» **What you need to do**:
Copy whichever lines of the data hold the word "subtitle".
[Data for this exercise]
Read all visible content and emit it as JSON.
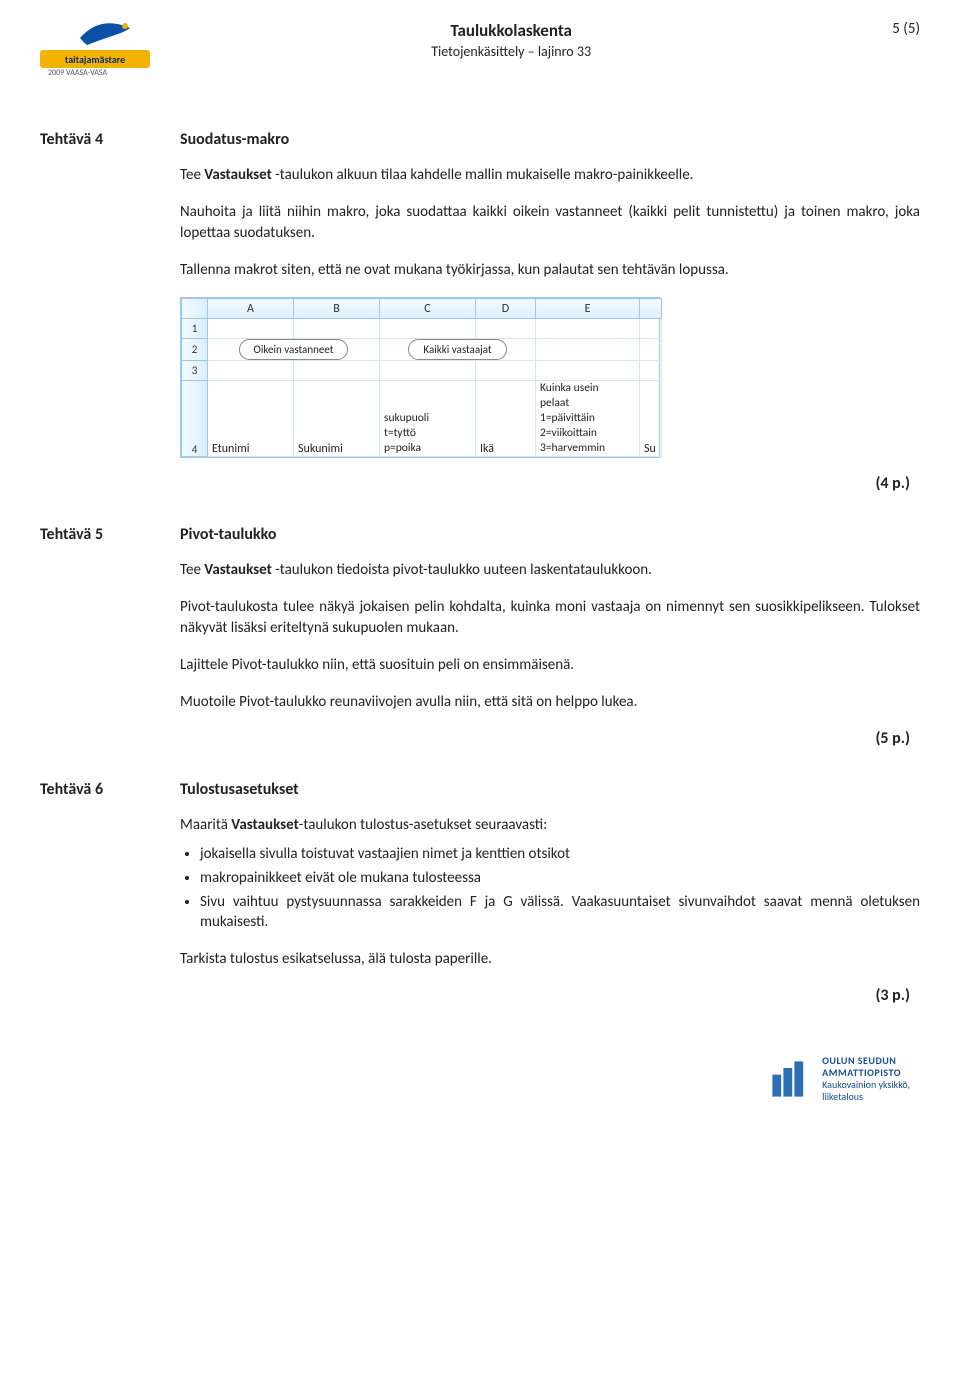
{
  "header": {
    "logo_text": "taitajamästare",
    "logo_year": "2009 VAASA-VASA",
    "title": "Taulukkolaskenta",
    "subtitle": "Tietojenkäsittely – lajinro 33",
    "page_counter": "5 (5)"
  },
  "t4": {
    "label": "Tehtävä 4",
    "heading": "Suodatus-makro",
    "p1a": "Tee ",
    "p1b_bold": "Vastaukset",
    "p1c": " -taulukon alkuun tilaa kahdelle mallin mukaiselle makro-painikkeelle.",
    "p2": "Nauhoita ja liitä niihin makro, joka suodattaa kaikki oikein vastanneet (kaikki pelit tunnistettu) ja toinen makro, joka lopettaa suodatuksen.",
    "p3": "Tallenna makrot siten, että ne ovat mukana työkirjassa, kun palautat sen tehtävän lopussa.",
    "score": "(4 p.)"
  },
  "excel": {
    "cols": [
      "A",
      "B",
      "C",
      "D",
      "E"
    ],
    "rows": [
      "1",
      "2",
      "3",
      "4"
    ],
    "btn1": "Oikein vastanneet",
    "btn2": "Kaikki vastaajat",
    "r4a": "Etunimi",
    "r4b": "Sukunimi",
    "c_col": "sukupuoli\nt=tyttö\np=poika",
    "d_col": "Ikä",
    "e_col": "Kuinka usein\npelaat\n1=päivittäin\n2=viikoittain\n3=harvemmin",
    "f_partial": "Su"
  },
  "t5": {
    "label": "Tehtävä 5",
    "heading": "Pivot-taulukko",
    "p1a": "Tee ",
    "p1b_bold": "Vastaukset",
    "p1c": " -taulukon tiedoista pivot-taulukko uuteen laskentataulukkoon.",
    "p2": "Pivot-taulukosta tulee näkyä jokaisen pelin kohdalta, kuinka moni vastaaja on nimennyt sen suosikkipelikseen. Tulokset näkyvät lisäksi eriteltynä sukupuolen mukaan.",
    "p3": "Lajittele Pivot-taulukko niin, että suosituin peli on ensimmäisenä.",
    "p4": "Muotoile Pivot-taulukko reunaviivojen avulla niin, että sitä on helppo lukea.",
    "score": "(5 p.)"
  },
  "t6": {
    "label": "Tehtävä 6",
    "heading": "Tulostusasetukset",
    "p1a": "Maaritä  ",
    "p1b_bold": "Vastaukset",
    "p1c": "-taulukon tulostus-asetukset seuraavasti:",
    "bullets": [
      "jokaisella sivulla toistuvat vastaajien nimet ja kenttien otsikot",
      "makropainikkeet eivät ole mukana tulosteessa",
      "Sivu vaihtuu pystysuunnassa sarakkeiden F ja G välissä. Vaakasuuntaiset sivunvaihdot saavat mennä oletuksen mukaisesti."
    ],
    "p_last": "Tarkista tulostus esikatselussa, älä tulosta paperille.",
    "score": "(3 p.)"
  },
  "footer": {
    "line1": "OULUN SEUDUN",
    "line2": "AMMATTIOPISTO",
    "line3": "Kaukovainion yksikkö,",
    "line4": "liiketalous"
  }
}
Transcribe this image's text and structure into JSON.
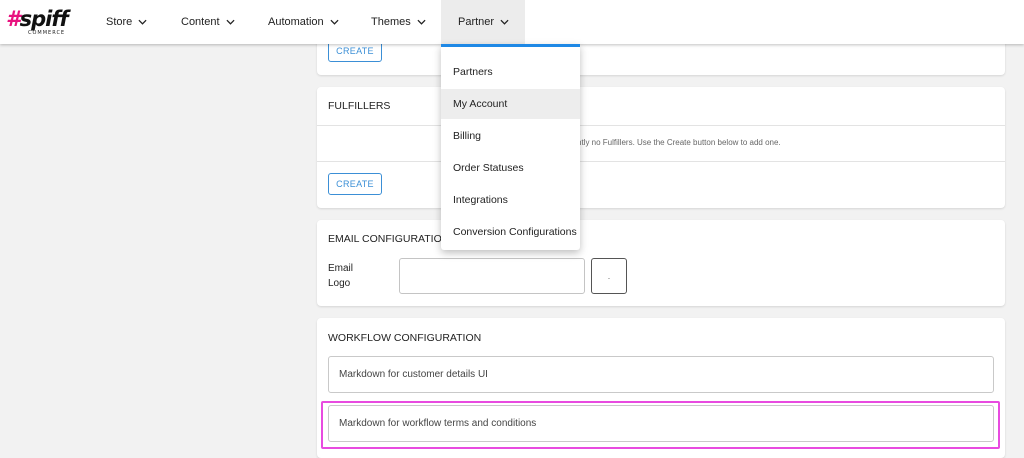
{
  "brand": {
    "logo_main": "spiff",
    "logo_hash": "#",
    "logo_sub": "COMMERCE"
  },
  "nav": {
    "items": [
      {
        "label": "Store"
      },
      {
        "label": "Content"
      },
      {
        "label": "Automation"
      },
      {
        "label": "Themes"
      },
      {
        "label": "Partner",
        "active": true
      }
    ]
  },
  "dropdown": {
    "accent_color": "#1e88e5",
    "items": [
      {
        "label": "Partners"
      },
      {
        "label": "My Account",
        "hovered": true
      },
      {
        "label": "Billing"
      },
      {
        "label": "Order Statuses"
      },
      {
        "label": "Integrations"
      },
      {
        "label": "Conversion Configurations"
      }
    ]
  },
  "top_card": {
    "create_label": "CREATE"
  },
  "fulfillers": {
    "title": "FULFILLERS",
    "empty_message": "ntly no Fulfillers. Use the Create button below to add one.",
    "create_label": "CREATE"
  },
  "email_config": {
    "title": "EMAIL CONFIGURATION",
    "logo_label_line1": "Email",
    "logo_label_line2": "Logo",
    "small_box_text": "."
  },
  "workflow_config": {
    "title": "WORKFLOW CONFIGURATION",
    "customer_details_placeholder": "Markdown for customer details UI",
    "terms_placeholder": "Markdown for workflow terms and conditions",
    "highlight_color": "#e84be0"
  }
}
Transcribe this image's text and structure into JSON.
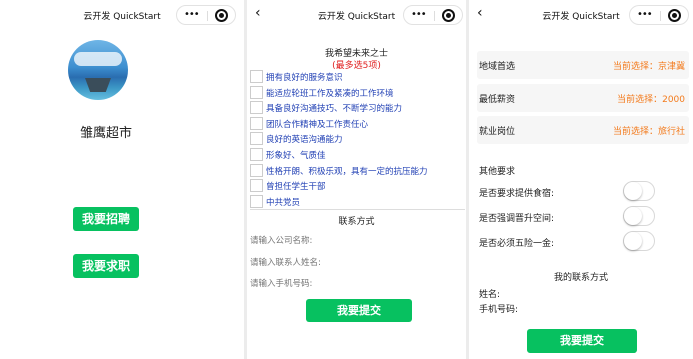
{
  "nav": {
    "title": "云开发 QuickStart",
    "dots": "•••"
  },
  "panel1": {
    "shop_name": "雏鹰超市",
    "recruit_button": "我要招聘",
    "job_button": "我要求职"
  },
  "panel2": {
    "title": "我希望未来之士",
    "subtitle": "(最多选5项)",
    "options": [
      "拥有良好的服务意识",
      "能适应轮班工作及紧凑的工作环境",
      "具备良好沟通技巧、不断学习的能力",
      "团队合作精神及工作责任心",
      "良好的英语沟通能力",
      "形象好、气质佳",
      "性格开朗、积极乐观，具有一定的抗压能力",
      "曾担任学生干部",
      "中共党员"
    ],
    "contact_title": "联系方式",
    "company_placeholder": "请输入公司名称:",
    "contact_placeholder": "请输入联系人姓名:",
    "phone_placeholder": "请输入手机号码:",
    "submit_button": "我要提交"
  },
  "panel3": {
    "region_label": "地域首选",
    "region_value": "当前选择：京津冀",
    "salary_label": "最低薪资",
    "salary_value": "当前选择：2000",
    "position_label": "就业岗位",
    "position_value": "当前选择：旅行社",
    "other_title": "其他要求",
    "switch1_label": "是否要求提供食宿:",
    "switch2_label": "是否强调晋升空间:",
    "switch3_label": "是否必须五险一金:",
    "my_contact_title": "我的联系方式",
    "name_label": "姓名:",
    "phone_label": "手机号码:",
    "submit_button": "我要提交",
    "accent_color": "#f37b1d"
  },
  "colors": {
    "primary_green": "#07c160",
    "link_blue": "#2342b5",
    "required_red": "#e02020"
  }
}
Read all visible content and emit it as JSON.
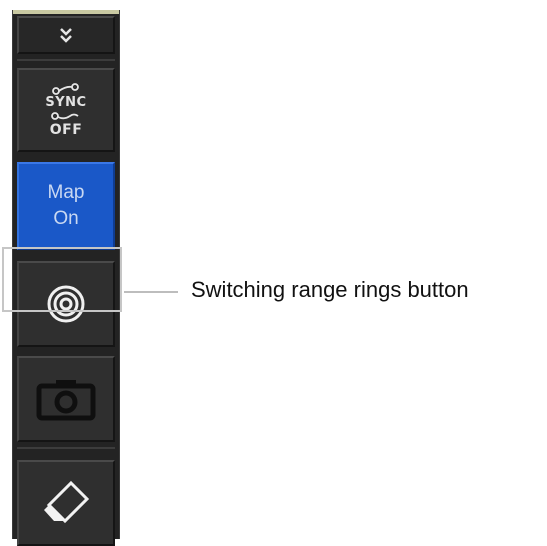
{
  "toolbar": {
    "collapse_icon": "double-chevron-down-icon",
    "sync_button": {
      "icon": "link-nodes-icon",
      "label_top": "SYNC",
      "label_bottom": "OFF"
    },
    "map_button": {
      "line1": "Map",
      "line2": "On",
      "active_color": "#1a58c8"
    },
    "range_rings_button": {
      "icon": "range-rings-icon"
    },
    "camera_button": {
      "icon": "camera-icon"
    },
    "eraser_button": {
      "icon": "eraser-icon"
    }
  },
  "callout": {
    "text": "Switching range rings button"
  },
  "colors": {
    "toolbar_bg": "#232323",
    "highlight": "#c6c6c6"
  }
}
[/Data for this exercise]
» **Task answer**:
    "subtitle": "Tietojenkäsittely – lajinro 33",
    "subtitle": "(最多选5项)",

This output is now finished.